A London parish is finally able to erect a war memorial to its war dead, having rekindled memories on the verge of being lost forever.
Extensive research into wartime St Anselm’s, Tooting Bec, has uncovered the names of 30 people – service personnel and civilians – who are to be commemorated in plaques in the church and a book which tells their story.
The publication, called ‘A Parish in Wartime – Remembering the fallen from two World Wars’ details the lives of former St Anselm’s parishioners – some killed on the field of battle, others shot down over the skies of Germany and still more victims of the Blitz in London.
One account describes how six-year-old Francis Carroll, and his mother, Winifred, lost their lives when a V-1 bomb landed on their home.
Another tells the story of young Albert Austin, recently married, killed on the Somme. There is Peter Keast, a qualified vet, who died off the coast of Norway, reportedly after coming to the aid of his Sergeant, and the de Beauchamp Collenette brothers, both airmen shot down in the heat of the battle.
Many of the stories have been told by surviving siblings – now in their 90s – who were contacted as part of the research into the book.
A Parish in Wartime will be launched at an event at St Anselm’s on 8 November and the following morning – Remembrance Sunday – the memorial plaques will be blessed and dedicated by Father William Hebborn, PhD, the parish priest.
Father Will, who came up with the idea of the war memorial, said the book and the plaques realise a dream he first conceived when he became parish priest at St Anselm’s back in 1997. He said: “I felt compelled to act when I discovered that the church had no memorial to the parish war dead. The trouble has been that we have very few parish records so carrying out the research has been very difficult.
“Over time however, fragments of evidence have been pieced together and at last we have been able to produce memorial plaques erected in the church to coincide with the 100th anniversary of the outbreak of the First World War.”
The research has been done by two St Anselm’s parishioners, Nick Dunne and John Pontifex who as well as scouring parish records, have visited libraries, museums and cemeteries both in London and on the continent, as well as putting out appeals for information in church notices and diocesan newspapers.
They were also able to harness new and emerging online research facilities which gave access to electoral records, births, marriages and death certificates, newspaper cuttings, online family trees, telephone books and photographs.
The research yielded extensive results for many if not most of the service personnel but comparatively little could be found relating to the civilians, a number of whom turned out to have unmarked graves.
Father Will said that the lack of existing memorials to some of the St Anselm’s war dead gave added value to the plaques being erected in the church.
A Parish in Wartime is available priced £5 each from St Anselm’s Church, 9 Tooting Bec Road, London SW17 8BS. Postage and packing £1.50. Contact the parish on 020 8672 2179 Email: [email protected]
We Need Your Support
ICN aims to provide speedy and accurate news coverage of all subjects of interest to Catholics and the wider Christian community.
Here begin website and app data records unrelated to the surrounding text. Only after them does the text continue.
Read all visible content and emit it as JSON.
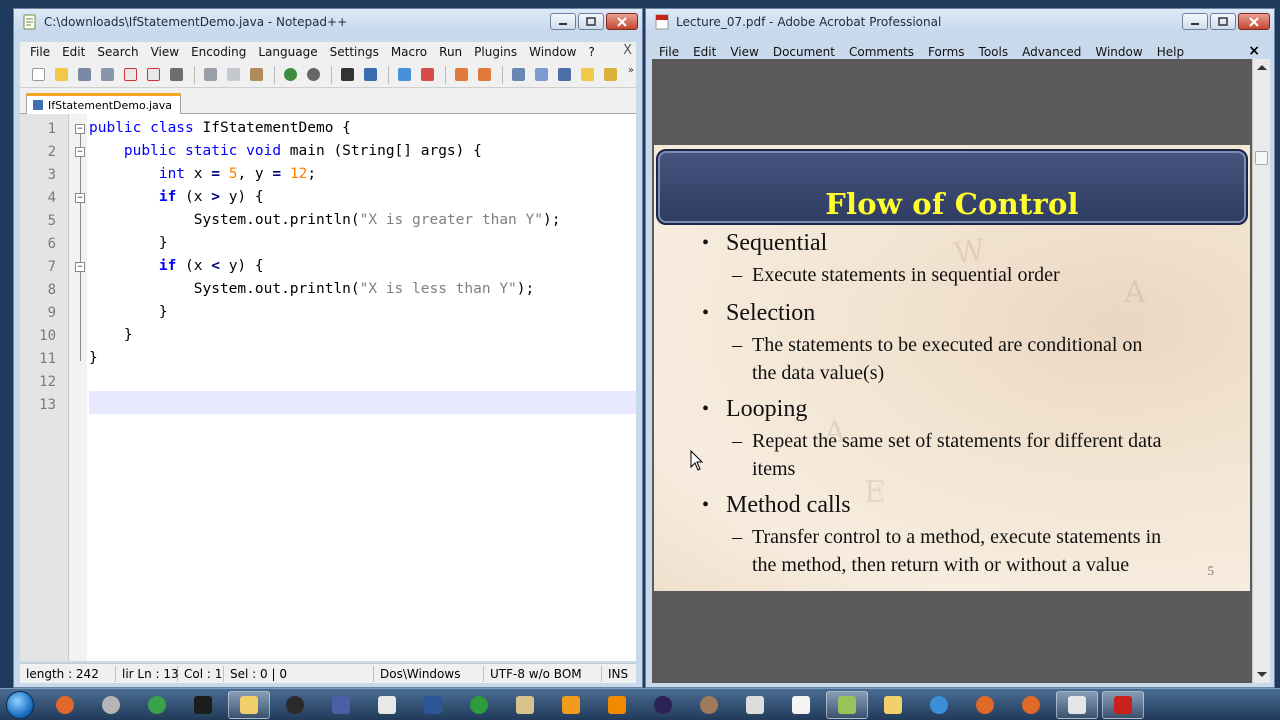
{
  "colors": {
    "npp_keyword": "#0000ff",
    "npp_number": "#ff8000",
    "npp_string": "#808080",
    "slide_title": "#ffff2e",
    "slide_banner": "#3a4870",
    "acrobat_red": "#c8201a"
  },
  "npp": {
    "title": "C:\\downloads\\IfStatementDemo.java - Notepad++",
    "menu": [
      "File",
      "Edit",
      "Search",
      "View",
      "Encoding",
      "Language",
      "Settings",
      "Macro",
      "Run",
      "Plugins",
      "Window",
      "?"
    ],
    "menu_close": "X",
    "toolbar_more": "»",
    "tab_label": "IfStatementDemo.java",
    "lines": [
      {
        "n": "1"
      },
      {
        "n": "2"
      },
      {
        "n": "3"
      },
      {
        "n": "4"
      },
      {
        "n": "5"
      },
      {
        "n": "6"
      },
      {
        "n": "7"
      },
      {
        "n": "8"
      },
      {
        "n": "9"
      },
      {
        "n": "10"
      },
      {
        "n": "11"
      },
      {
        "n": "12"
      },
      {
        "n": "13"
      }
    ],
    "code": {
      "l1_kw": "public class",
      "l1_rest": " IfStatementDemo {",
      "l2_kw": "public static void",
      "l2_rest": " main (String[] args) {",
      "l3_kw": "int",
      "l3_a": " x ",
      "l3_eq1": "=",
      "l3_num1": " 5",
      "l3_b": ", y ",
      "l3_eq2": "=",
      "l3_num2": " 12",
      "l3_c": ";",
      "l4_kw": "if",
      "l4_a": " (x ",
      "l4_op": ">",
      "l4_b": " y) {",
      "l5_a": "System.out.println(",
      "l5_str": "\"X is greater than Y\"",
      "l5_b": ");",
      "l6": "}",
      "l7_kw": "if",
      "l7_a": " (x ",
      "l7_op": "<",
      "l7_b": " y) {",
      "l8_a": "System.out.println(",
      "l8_str": "\"X is less than Y\"",
      "l8_b": ");",
      "l9": "}",
      "l10": "}",
      "l11": "}"
    },
    "status": {
      "length": "length : 242",
      "lines_pos": "lir Ln : 13",
      "col": "Col : 1",
      "sel": "Sel : 0 | 0",
      "eol": "Dos\\Windows",
      "encoding": "UTF-8 w/o BOM",
      "mode": "INS"
    }
  },
  "acrobat": {
    "title": "Lecture_07.pdf - Adobe Acrobat Professional",
    "menu": [
      "File",
      "Edit",
      "View",
      "Document",
      "Comments",
      "Forms",
      "Tools",
      "Advanced",
      "Window",
      "Help"
    ],
    "menu_close": "×",
    "slide": {
      "title": "Flow of Control",
      "items": [
        {
          "head": "Sequential",
          "sub": [
            "Execute statements in sequential order"
          ]
        },
        {
          "head": "Selection",
          "sub": [
            "The statements to be executed are conditional on",
            "the data value(s)"
          ]
        },
        {
          "head": "Looping",
          "sub": [
            "Repeat the same set of statements for different data",
            "items"
          ]
        },
        {
          "head": "Method calls",
          "sub": [
            "Transfer control to a method, execute statements in",
            "the method, then return with or without a value"
          ]
        }
      ],
      "page_number": "5"
    }
  },
  "taskbar": {
    "items": [
      "firefox-icon",
      "maps-icon",
      "chrome-icon",
      "network-icon",
      "folder-icon",
      "lock-icon",
      "notepad-icon",
      "window-icon",
      "word-icon",
      "sync-icon",
      "java-icon",
      "media-player-icon",
      "vlc-icon",
      "eclipse-icon",
      "globe-icon",
      "package-icon",
      "tex-icon",
      "notepadpp-icon",
      "explorer-icon",
      "chrome-icon-2",
      "firefox-icon-2",
      "firefox-icon-3",
      "virtualbox-icon",
      "acrobat-icon"
    ]
  }
}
As our audience increases - so do our costs. We need your help to continue this work.
Please support our journalism by donating today.Donate